Organic matter is critical to soil health, biodiversity, productivity and carbon storage. UK soils store an estimated 10 billion tonnes of carbon, dwarfing the 0.2 billion tonnes stored in UK vegetation. In 2013, soil carbon loss was estimated to amount to 4% of UK greenhouse gas emissions, higher than for many industrial and energy sources combined. Losses appear highest from peat and arable soils.

Soil erosion remains a critical problem. A 2020 review of studies found that 16% of arable farms had soil erosion so high that it was a threat to future food production. Increases in growing maize is a major problem. A survey of over 3,000 maize-growing sites in south-west England found that 75% of fields could not let rainwater in deeper than the upper soil layers, such that a heavy rainfall could wash the soil away. Sedimentation—linked to soil erosion on land—is a major problem in 5% of UK rivers.

We must not forget that peat soils are widely damaged. Around 8% of deep peat soils in the UK are being wasted, eroding or are bare. Upland peat soils are damaged from nitrogen deposition, overgrazing, drainage and, of course, burning. Lowland peat soils suffer rapid erosion from extraction and pump drainage for cultivation. Cultivated deep peat in the lowland fens, where a third of England’s fresh vegetables are grown, is also rapidly eroding. As peat soils have dried out, the land has sunk, exposing it to flooding from rising sea levels caused by the climate crisis. Many peat topsoils will disappear within decades unless they are rewetted so that peat formation can rapidly build them up again. Soil life has suffered.

Unlike terrestrial and aquatic wildlife, our soil life has not been well monitored. However, we know that many of the chemical actives applied to farm soils negatively affect soil microbial functions and biochemical processes, altering soil communities and diversity. Combined with ploughing, reducing crop diversity, acidification and losses in organic matter—a key source of food—soil life is being impacted. Research suggests that reduced soil life can affect crop growth, development and disease incidence, potentially resulting in a negative cycle of more agrochemicals being needed.

Only today, in a timely contribution, the House of Commons Environmental Audit Select Committee, under the chairmanship of my right honourable friend Philip Dunne, published its report Biodiversity in the UK: Bloom or Bust? The report highlights the importance of soil in its summary, where it states as one of its recommendations:
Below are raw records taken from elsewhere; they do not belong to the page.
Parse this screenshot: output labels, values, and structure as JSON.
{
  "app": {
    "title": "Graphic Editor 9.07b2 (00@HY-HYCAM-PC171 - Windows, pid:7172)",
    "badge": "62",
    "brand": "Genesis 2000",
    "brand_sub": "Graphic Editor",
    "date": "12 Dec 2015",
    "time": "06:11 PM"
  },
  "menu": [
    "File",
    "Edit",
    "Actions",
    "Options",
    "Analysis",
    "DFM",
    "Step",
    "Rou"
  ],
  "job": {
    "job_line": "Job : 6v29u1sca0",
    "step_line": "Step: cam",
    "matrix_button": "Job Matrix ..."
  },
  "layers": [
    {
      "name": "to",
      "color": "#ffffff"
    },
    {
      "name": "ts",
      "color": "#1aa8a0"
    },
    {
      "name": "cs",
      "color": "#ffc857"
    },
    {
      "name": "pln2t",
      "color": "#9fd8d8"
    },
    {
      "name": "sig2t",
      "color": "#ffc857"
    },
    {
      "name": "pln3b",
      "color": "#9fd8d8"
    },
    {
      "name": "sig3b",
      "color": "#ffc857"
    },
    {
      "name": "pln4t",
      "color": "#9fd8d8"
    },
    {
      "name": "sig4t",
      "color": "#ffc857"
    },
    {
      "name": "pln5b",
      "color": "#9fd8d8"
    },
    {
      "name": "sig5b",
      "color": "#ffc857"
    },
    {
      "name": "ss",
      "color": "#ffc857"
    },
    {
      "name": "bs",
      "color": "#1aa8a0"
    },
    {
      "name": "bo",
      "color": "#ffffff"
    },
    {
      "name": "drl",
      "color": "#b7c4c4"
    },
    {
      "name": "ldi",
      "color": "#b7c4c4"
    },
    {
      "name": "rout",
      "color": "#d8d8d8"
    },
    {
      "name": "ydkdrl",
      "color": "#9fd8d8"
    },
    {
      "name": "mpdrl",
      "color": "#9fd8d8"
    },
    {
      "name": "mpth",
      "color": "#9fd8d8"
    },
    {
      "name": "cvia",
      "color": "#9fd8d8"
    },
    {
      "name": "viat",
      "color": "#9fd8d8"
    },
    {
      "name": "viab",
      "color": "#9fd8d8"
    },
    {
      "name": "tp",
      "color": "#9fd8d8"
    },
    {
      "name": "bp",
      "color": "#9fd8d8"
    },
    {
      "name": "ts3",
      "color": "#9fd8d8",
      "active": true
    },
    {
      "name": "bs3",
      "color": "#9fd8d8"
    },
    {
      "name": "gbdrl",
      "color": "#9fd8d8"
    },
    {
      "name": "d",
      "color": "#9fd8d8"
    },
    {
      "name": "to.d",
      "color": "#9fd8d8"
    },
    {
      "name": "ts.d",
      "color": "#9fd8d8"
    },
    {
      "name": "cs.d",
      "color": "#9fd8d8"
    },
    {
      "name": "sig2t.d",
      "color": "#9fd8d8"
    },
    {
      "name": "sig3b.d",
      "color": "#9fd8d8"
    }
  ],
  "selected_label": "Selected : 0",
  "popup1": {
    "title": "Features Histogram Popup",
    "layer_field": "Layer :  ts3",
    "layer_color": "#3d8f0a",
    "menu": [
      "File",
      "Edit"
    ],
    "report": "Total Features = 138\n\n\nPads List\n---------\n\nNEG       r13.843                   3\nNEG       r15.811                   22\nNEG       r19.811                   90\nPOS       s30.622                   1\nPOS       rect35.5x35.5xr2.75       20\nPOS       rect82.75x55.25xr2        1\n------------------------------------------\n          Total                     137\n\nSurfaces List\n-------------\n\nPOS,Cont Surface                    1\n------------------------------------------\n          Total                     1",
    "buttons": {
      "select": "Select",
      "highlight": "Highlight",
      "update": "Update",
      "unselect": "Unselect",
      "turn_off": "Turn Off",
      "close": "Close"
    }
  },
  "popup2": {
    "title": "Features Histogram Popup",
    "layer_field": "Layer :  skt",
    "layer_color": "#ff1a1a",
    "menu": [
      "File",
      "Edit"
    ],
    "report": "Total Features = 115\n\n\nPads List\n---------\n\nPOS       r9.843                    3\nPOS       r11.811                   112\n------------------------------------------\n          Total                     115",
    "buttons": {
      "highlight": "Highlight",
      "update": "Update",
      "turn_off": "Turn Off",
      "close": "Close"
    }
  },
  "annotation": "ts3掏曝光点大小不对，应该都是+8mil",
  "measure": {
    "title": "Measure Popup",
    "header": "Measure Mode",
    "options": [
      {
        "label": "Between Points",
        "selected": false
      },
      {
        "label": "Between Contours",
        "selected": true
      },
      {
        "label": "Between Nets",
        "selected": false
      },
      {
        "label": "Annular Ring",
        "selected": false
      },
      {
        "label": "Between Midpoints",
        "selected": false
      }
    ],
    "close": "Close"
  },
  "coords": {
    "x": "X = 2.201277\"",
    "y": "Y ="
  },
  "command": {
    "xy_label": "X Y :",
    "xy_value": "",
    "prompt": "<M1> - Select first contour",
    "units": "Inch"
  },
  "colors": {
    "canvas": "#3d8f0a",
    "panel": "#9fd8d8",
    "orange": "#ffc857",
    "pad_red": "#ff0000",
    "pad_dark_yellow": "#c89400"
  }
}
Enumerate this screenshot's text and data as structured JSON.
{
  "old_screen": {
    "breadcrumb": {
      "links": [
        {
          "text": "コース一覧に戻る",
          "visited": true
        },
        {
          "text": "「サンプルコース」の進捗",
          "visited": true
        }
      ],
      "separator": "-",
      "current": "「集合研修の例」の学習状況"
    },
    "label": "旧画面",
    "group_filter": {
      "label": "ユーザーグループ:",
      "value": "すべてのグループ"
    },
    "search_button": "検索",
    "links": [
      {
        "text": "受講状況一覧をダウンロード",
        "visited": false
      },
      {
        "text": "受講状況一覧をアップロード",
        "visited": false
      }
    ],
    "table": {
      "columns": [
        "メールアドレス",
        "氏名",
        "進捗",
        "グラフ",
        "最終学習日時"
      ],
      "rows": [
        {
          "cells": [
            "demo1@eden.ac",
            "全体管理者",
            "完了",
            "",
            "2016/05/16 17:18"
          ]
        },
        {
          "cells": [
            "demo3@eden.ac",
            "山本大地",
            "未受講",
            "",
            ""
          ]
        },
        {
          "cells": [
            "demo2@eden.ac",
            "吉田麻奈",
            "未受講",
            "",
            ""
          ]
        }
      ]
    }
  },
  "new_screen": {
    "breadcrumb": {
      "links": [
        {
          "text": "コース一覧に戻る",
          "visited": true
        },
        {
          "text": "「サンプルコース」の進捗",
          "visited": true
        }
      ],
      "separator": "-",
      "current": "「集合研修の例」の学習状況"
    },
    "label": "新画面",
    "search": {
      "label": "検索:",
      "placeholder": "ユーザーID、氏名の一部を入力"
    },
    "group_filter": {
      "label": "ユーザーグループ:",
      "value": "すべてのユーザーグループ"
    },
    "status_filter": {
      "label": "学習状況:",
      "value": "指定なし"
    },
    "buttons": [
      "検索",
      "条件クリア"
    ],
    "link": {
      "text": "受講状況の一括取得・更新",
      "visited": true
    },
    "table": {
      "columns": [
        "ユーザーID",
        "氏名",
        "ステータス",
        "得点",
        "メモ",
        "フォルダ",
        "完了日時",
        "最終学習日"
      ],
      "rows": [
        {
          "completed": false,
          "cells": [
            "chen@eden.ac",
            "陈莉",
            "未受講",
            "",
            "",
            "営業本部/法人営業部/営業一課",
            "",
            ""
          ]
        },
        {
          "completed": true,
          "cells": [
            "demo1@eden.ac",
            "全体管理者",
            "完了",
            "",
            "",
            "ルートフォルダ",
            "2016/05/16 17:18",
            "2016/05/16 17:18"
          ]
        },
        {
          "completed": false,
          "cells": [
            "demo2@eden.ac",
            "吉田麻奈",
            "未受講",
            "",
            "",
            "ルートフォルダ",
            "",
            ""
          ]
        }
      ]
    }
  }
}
“We support the recommendations of the Natural Capital Committee that the development of soil indicators should be fast-tracked; that a shadow target for soil health should be established urgently; and that a legally-binding target for soil health ought to be established as soon as monitoring data allows. Healthy soils should be a priority outcome for the Environmental Land Management Schemes, so as to encourage farmers to adopt beneficial agri-environmental practices.”

The simple addition of a word would ensure that soil is properly considered as a priority alongside air, water and biodiversity within environmental plans, and of course by the OEP.

The amendment from my noble friend Lord Caithness is probably superior to mine, but I am not fussed about that. I am rather simple; I just like one word here and there. But, whatever it is, the Government have to take serious note and insert “soil” into the Bill.

Finally, before I metaphorically sit down, I also support Amendment 113, which has yet to be spoken to by my noble friend Lady McIntosh of Pickering. It would ensure that the marine environment is included. I have a slight difficulty on whether it is necessary when talking about marine wildlife to particularly include marine mammals. I think they should be included anyway in the whole general thing, but I will leave that for others to discuss. I hope that we can insert “soil” into this Bill.